##### DATA PROVIDED #####

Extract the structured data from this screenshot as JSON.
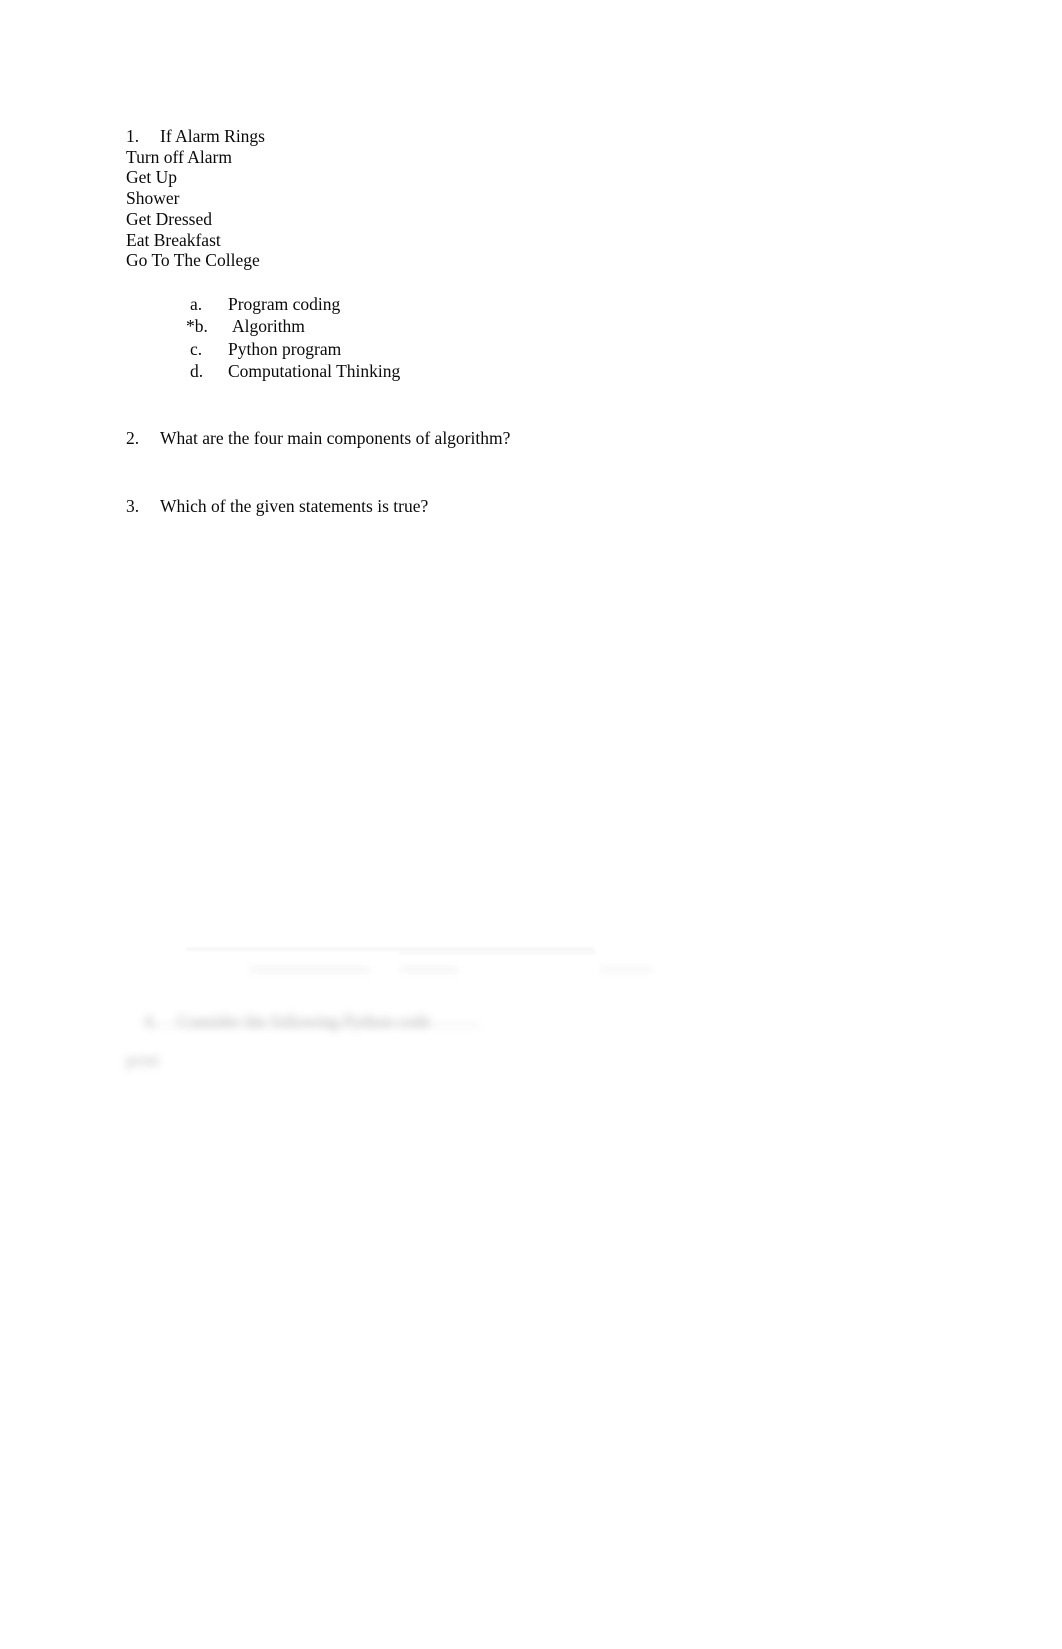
{
  "document": {
    "questions": [
      {
        "number": "1.",
        "title": "If Alarm Rings",
        "steps": [
          "Turn off Alarm",
          "Get Up",
          "Shower",
          "Get Dressed",
          "Eat Breakfast",
          "Go To The College"
        ],
        "options": [
          {
            "marker": "a.",
            "label": "Program coding",
            "correct": false
          },
          {
            "marker": "*b.",
            "label": "Algorithm",
            "correct": true
          },
          {
            "marker": "c.",
            "label": "Python program",
            "correct": false
          },
          {
            "marker": "d.",
            "label": "Computational Thinking",
            "correct": false
          }
        ]
      },
      {
        "number": "2.",
        "title": "What are the four main components of algorithm?"
      },
      {
        "number": "3.",
        "title": "Which of the given statements is true?"
      }
    ],
    "obscured": {
      "question_number": "4.",
      "question_text": "Consider the following Python code",
      "code_snippet": "print"
    }
  }
}
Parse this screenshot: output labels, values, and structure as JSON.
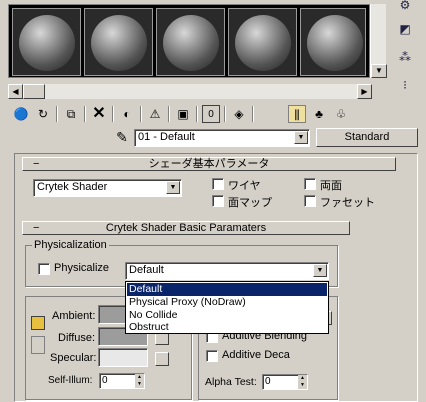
{
  "material_editor": {
    "slot_count": 5,
    "toolbar": {
      "material_name": "01 - Default",
      "type_button": "Standard"
    },
    "shader_basic": {
      "title": "シェーダ基本パラメータ",
      "shader_type": "Crytek Shader",
      "checkboxes": {
        "wire": "ワイヤ",
        "two_sided": "両面",
        "face_map": "面マップ",
        "faceted": "ファセット"
      }
    },
    "crytek_basic": {
      "title": "Crytek Shader Basic Paramaters",
      "physicalization": {
        "group_title": "Physicalization",
        "checkbox_label": "Physicalize",
        "selected": "Default",
        "options": [
          "Default",
          "Physical Proxy (NoDraw)",
          "No Collide",
          "Obstruct"
        ]
      },
      "color_labels": {
        "ambient": "Ambient:",
        "diffuse": "Diffuse:",
        "specular": "Specular:",
        "self_illum": "Self-Illum:"
      },
      "self_illum_value": "0",
      "right_options": {
        "additive_blending": "Additive Blending",
        "additive_decal": "Additive Deca"
      },
      "alpha_test_label": "Alpha Test:",
      "alpha_test_value": "0"
    }
  }
}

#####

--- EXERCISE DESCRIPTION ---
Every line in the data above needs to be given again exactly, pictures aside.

--- RESPONSE ---
Extract the structured data from this screenshot as JSON.
{
  "document": {
    "questions": [
      {
        "number": "1.",
        "title": "If Alarm Rings",
        "steps": [
          "Turn off Alarm",
          "Get Up",
          "Shower",
          "Get Dressed",
          "Eat Breakfast",
          "Go To The College"
        ],
        "options": [
          {
            "marker": "a.",
            "label": "Program coding",
            "correct": false
          },
          {
            "marker": "*b.",
            "label": "Algorithm",
            "correct": true
          },
          {
            "marker": "c.",
            "label": "Python program",
            "correct": false
          },
          {
            "marker": "d.",
            "label": "Computational Thinking",
            "correct": false
          }
        ]
      },
      {
        "number": "2.",
        "title": "What are the four main components of algorithm?"
      },
      {
        "number": "3.",
        "title": "Which of the given statements is true?"
      }
    ],
    "obscured": {
      "question_number": "4.",
      "question_text": "Consider the following Python code",
      "code_snippet": "print"
    }
  }
}
Parse this screenshot: output labels, values, and structure as JSON.
{
  "material_editor": {
    "slot_count": 5,
    "toolbar": {
      "material_name": "01 - Default",
      "type_button": "Standard"
    },
    "shader_basic": {
      "title": "シェーダ基本パラメータ",
      "shader_type": "Crytek Shader",
      "checkboxes": {
        "wire": "ワイヤ",
        "two_sided": "両面",
        "face_map": "面マップ",
        "faceted": "ファセット"
      }
    },
    "crytek_basic": {
      "title": "Crytek Shader Basic Paramaters",
      "physicalization": {
        "group_title": "Physicalization",
        "checkbox_label": "Physicalize",
        "selected": "Default",
        "options": [
          "Default",
          "Physical Proxy (NoDraw)",
          "No Collide",
          "Obstruct"
        ]
      },
      "color_labels": {
        "ambient": "Ambient:",
        "diffuse": "Diffuse:",
        "specular": "Specular:",
        "self_illum": "Self-Illum:"
      },
      "self_illum_value": "0",
      "right_options": {
        "additive_blending": "Additive Blending",
        "additive_decal": "Additive Deca"
      },
      "alpha_test_label": "Alpha Test:",
      "alpha_test_value": "0"
    }
  }
}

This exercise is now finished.